Harry Houdini’s escape trunk stands in the Jewish Museum like a coffin. “Embedded in Houdini’s ventures were competing ambitions,” says the wall text in the museum’s new “Houdini: Art and Magic” exhibition, “he simultaneously courted mortality and the triumph of life.” There’s a lot of metaphor in a trunk: adventure, travel, excitement, secrets. Houdini turned his trunk into a symbol of resurrection. Houdini’s audiences couldn’t know what tricks went on inside that trunk after he had allowed himself to be locked in and the curtain was closed. But some part of them believed that when Harry Houdini burst free, undefeated and smiling, he had shaken hands with the Grim Reaper and spat in his eye. Harry Houdini met death and came back to tell the tale.

“Would you rather be rich or famous?” It’s one of those meaningless questions you ask when you’re trying to crack open the person you’re all smitten and warm and stupid over, when you’re trying to figure out their capacity. And maybe he has the capability to be both, but you want a value system. You want to know who he is and who he will be in 10 years because you maybe want to saddle up next to him.

A Short History of Celebrity by Fred Inglis. 322 pages. Princeton University Press. $29.95.

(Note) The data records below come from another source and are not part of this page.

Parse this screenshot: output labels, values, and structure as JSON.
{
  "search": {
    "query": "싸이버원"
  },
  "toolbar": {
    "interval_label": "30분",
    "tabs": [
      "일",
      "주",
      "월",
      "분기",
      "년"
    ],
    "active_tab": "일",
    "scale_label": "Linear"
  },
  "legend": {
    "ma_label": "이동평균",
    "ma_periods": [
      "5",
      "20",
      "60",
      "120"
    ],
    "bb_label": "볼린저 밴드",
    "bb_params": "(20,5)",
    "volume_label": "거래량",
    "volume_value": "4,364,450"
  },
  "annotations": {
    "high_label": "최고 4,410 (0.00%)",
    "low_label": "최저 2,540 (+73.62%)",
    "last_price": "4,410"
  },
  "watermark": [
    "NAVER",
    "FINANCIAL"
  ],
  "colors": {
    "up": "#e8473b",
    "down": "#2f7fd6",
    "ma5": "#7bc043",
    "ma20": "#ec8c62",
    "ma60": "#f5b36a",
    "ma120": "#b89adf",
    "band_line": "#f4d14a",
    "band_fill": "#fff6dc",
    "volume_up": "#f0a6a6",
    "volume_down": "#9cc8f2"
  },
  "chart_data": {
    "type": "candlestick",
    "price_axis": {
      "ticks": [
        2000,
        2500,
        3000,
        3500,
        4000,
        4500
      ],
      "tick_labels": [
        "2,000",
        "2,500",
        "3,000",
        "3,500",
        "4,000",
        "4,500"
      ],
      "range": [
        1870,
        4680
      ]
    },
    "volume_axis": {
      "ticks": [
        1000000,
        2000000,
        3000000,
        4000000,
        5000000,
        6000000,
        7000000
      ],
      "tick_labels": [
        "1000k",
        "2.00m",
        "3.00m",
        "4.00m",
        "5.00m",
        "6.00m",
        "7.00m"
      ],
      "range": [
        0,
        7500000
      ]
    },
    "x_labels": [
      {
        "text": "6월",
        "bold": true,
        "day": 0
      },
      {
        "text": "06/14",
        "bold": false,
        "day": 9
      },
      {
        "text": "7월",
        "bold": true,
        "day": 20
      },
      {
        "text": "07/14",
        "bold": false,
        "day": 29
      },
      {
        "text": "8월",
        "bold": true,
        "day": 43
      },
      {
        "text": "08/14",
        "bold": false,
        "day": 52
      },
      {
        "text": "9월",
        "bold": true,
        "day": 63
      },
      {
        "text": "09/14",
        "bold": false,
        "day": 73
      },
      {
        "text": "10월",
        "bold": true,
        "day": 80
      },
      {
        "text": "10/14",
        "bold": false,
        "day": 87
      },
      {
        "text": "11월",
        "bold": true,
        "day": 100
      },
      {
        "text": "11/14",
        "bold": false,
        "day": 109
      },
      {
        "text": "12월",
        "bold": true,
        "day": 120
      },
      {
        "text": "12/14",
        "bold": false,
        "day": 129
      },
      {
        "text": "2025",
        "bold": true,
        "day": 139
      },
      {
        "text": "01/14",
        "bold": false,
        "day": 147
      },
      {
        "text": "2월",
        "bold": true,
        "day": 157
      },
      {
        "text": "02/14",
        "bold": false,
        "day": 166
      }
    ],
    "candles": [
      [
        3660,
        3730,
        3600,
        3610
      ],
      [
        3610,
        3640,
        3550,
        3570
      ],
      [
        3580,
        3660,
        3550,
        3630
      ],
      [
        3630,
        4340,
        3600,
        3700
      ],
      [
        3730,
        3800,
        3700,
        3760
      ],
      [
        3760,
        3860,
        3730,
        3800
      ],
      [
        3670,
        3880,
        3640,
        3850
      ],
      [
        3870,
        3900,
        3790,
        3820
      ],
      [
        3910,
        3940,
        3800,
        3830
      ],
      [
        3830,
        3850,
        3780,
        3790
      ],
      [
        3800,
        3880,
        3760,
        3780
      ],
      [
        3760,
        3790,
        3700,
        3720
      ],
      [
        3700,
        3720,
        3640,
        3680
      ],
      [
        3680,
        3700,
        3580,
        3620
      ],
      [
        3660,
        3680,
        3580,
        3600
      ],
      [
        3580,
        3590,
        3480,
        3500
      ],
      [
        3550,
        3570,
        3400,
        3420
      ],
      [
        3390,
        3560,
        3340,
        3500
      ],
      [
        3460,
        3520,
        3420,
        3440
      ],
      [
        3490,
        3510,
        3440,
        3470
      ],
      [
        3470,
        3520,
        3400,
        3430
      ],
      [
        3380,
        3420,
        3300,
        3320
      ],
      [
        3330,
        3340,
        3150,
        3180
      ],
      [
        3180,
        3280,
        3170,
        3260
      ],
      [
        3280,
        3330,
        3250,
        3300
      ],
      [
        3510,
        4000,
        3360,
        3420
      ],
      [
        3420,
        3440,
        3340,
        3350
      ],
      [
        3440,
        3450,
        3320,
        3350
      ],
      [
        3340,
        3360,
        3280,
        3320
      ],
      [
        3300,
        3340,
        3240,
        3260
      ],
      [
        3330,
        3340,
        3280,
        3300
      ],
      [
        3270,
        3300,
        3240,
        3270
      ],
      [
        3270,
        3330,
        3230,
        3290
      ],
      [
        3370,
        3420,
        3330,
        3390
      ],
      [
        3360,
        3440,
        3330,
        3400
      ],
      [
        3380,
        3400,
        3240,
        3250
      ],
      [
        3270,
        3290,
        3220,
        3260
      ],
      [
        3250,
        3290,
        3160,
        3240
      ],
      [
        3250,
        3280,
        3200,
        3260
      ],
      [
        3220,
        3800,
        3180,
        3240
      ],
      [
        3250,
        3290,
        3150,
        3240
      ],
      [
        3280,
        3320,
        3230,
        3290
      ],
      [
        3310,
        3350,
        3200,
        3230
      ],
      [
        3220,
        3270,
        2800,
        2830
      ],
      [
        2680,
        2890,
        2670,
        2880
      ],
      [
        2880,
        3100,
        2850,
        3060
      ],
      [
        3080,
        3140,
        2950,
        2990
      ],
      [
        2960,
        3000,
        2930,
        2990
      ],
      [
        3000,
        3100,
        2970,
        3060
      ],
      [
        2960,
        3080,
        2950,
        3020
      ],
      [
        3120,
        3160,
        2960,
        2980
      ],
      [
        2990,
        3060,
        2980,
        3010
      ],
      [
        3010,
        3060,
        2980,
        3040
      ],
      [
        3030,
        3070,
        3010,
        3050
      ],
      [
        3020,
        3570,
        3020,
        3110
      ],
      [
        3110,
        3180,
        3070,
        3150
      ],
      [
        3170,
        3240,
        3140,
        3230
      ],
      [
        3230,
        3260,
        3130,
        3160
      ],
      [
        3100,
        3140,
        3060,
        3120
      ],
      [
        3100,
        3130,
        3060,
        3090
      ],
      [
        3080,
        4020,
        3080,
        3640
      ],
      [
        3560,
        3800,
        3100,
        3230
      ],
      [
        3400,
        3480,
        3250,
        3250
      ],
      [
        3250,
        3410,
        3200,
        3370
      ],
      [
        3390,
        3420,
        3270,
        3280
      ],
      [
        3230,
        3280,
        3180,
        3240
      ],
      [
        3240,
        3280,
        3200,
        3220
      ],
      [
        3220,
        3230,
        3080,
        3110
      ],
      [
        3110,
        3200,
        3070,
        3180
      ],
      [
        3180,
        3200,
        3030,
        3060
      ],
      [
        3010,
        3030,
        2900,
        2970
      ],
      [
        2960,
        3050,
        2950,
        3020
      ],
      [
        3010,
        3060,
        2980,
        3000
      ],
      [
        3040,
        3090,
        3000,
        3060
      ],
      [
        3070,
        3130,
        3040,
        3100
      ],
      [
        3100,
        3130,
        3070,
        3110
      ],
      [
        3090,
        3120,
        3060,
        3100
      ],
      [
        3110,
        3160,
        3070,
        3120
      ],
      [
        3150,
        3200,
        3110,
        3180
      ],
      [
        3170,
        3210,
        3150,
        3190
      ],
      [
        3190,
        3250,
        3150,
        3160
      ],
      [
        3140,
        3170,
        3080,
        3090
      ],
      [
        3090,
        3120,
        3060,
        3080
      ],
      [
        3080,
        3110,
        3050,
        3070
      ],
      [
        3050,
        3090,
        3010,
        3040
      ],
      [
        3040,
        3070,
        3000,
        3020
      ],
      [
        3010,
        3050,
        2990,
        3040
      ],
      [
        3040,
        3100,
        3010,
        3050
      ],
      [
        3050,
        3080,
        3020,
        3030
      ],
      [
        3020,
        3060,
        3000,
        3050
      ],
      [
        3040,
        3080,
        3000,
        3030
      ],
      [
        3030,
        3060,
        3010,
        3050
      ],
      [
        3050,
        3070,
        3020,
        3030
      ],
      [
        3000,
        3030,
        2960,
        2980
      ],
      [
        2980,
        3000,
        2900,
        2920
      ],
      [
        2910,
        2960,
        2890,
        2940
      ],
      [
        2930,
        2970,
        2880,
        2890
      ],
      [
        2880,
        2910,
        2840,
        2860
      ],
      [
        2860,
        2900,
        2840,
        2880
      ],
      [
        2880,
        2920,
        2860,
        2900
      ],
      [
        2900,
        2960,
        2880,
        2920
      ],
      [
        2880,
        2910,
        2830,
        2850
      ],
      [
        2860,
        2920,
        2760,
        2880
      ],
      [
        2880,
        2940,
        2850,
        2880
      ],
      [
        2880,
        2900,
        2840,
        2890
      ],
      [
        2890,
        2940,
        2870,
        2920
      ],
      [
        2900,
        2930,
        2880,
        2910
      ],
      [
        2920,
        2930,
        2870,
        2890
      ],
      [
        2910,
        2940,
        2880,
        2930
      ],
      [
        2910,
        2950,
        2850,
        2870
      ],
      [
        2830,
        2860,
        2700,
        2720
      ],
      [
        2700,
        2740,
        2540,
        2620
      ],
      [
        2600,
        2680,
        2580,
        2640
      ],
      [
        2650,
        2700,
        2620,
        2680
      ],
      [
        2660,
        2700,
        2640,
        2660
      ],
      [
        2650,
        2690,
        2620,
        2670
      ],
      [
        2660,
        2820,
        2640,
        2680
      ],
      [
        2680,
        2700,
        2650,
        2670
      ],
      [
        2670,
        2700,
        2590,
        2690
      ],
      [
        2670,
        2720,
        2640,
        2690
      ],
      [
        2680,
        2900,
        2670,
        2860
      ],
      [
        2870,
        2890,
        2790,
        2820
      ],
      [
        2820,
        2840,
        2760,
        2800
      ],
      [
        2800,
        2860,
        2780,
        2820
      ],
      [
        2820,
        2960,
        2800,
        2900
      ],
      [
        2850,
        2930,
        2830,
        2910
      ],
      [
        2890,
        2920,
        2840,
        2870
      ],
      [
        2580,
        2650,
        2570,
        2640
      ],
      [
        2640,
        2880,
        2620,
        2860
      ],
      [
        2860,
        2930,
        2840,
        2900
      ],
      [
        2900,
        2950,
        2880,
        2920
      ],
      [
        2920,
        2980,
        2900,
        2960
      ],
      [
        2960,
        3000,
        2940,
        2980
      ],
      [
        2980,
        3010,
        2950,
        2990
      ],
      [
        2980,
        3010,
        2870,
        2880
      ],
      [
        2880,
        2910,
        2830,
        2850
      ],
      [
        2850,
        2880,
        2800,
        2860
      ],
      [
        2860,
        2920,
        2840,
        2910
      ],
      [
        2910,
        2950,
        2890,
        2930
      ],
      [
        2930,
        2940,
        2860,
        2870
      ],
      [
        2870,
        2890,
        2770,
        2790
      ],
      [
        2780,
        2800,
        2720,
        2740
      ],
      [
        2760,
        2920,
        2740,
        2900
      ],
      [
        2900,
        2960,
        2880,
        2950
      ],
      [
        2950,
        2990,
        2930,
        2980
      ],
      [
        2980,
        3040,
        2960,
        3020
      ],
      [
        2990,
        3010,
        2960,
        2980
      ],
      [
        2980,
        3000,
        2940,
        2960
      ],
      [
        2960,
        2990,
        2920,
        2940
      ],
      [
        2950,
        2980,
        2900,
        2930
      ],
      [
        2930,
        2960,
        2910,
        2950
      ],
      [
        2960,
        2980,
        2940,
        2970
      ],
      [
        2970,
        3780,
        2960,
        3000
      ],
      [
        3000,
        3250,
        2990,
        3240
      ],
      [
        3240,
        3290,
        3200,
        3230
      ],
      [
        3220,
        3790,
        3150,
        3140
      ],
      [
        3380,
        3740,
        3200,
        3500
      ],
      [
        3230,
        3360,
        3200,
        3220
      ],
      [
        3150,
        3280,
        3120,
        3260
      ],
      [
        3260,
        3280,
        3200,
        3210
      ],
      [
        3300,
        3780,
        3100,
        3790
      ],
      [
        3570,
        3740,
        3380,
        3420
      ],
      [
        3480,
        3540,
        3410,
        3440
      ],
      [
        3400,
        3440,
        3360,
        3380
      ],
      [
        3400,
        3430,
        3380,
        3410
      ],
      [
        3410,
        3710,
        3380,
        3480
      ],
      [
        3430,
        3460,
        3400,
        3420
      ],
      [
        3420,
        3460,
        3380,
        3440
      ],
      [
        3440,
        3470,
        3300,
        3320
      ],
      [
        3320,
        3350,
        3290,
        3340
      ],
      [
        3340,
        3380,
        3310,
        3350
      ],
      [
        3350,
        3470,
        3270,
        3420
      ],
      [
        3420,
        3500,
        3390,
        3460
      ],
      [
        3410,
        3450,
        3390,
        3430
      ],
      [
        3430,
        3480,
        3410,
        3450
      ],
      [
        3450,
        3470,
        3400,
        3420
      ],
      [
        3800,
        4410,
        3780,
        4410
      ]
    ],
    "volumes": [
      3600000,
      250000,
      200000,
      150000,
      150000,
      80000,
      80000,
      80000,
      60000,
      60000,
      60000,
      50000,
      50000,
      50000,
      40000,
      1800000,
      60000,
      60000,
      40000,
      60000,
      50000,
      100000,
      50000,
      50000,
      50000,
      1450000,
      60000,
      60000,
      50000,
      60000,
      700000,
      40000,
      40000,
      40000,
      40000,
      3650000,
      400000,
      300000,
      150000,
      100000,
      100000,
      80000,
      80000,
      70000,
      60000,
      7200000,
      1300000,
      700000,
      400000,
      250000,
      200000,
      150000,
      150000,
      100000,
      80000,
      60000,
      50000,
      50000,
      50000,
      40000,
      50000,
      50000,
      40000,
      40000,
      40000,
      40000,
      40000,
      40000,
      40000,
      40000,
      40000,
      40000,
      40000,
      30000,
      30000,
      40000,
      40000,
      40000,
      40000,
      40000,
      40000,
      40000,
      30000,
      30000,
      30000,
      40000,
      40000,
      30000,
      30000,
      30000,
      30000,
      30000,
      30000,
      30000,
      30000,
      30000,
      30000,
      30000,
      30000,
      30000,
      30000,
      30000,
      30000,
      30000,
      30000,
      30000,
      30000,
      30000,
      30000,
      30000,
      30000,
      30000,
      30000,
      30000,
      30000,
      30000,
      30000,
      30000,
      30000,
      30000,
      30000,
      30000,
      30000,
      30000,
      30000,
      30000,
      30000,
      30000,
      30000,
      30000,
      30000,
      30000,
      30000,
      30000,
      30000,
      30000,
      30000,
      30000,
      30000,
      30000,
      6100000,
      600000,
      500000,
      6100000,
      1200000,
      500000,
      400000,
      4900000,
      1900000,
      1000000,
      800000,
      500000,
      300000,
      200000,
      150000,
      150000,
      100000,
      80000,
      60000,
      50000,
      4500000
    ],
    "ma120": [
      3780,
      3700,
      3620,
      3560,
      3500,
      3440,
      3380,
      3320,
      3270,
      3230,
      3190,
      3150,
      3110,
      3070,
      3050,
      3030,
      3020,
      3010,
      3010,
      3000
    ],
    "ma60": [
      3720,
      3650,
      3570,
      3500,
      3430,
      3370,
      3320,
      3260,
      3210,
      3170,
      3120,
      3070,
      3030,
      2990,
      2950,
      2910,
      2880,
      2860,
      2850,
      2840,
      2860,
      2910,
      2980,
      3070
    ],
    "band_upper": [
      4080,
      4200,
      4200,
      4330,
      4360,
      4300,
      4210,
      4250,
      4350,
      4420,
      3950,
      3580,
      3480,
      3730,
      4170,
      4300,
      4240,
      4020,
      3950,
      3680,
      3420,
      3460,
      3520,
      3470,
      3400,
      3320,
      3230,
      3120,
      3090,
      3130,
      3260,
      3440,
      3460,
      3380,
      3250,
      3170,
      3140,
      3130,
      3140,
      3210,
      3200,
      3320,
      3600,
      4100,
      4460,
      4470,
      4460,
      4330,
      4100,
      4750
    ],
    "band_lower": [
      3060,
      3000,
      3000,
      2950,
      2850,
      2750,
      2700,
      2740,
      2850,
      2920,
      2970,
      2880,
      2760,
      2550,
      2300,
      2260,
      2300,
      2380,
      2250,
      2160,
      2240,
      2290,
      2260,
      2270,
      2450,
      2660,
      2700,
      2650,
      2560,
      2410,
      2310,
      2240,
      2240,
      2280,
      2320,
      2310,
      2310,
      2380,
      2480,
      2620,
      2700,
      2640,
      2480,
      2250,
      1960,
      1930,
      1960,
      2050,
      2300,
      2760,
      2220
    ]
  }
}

“Famous.” That was an answer I had to deal with. He thinks Cary Grant when he thinks famous. I think of Jensen Ackles, a heartthrobbish TV actor from Supernatural who is being stalked by a seriously unhinged 19-year-old girl. She has gone online and posted fake interviews by Ackles in which he claims the two are married… More…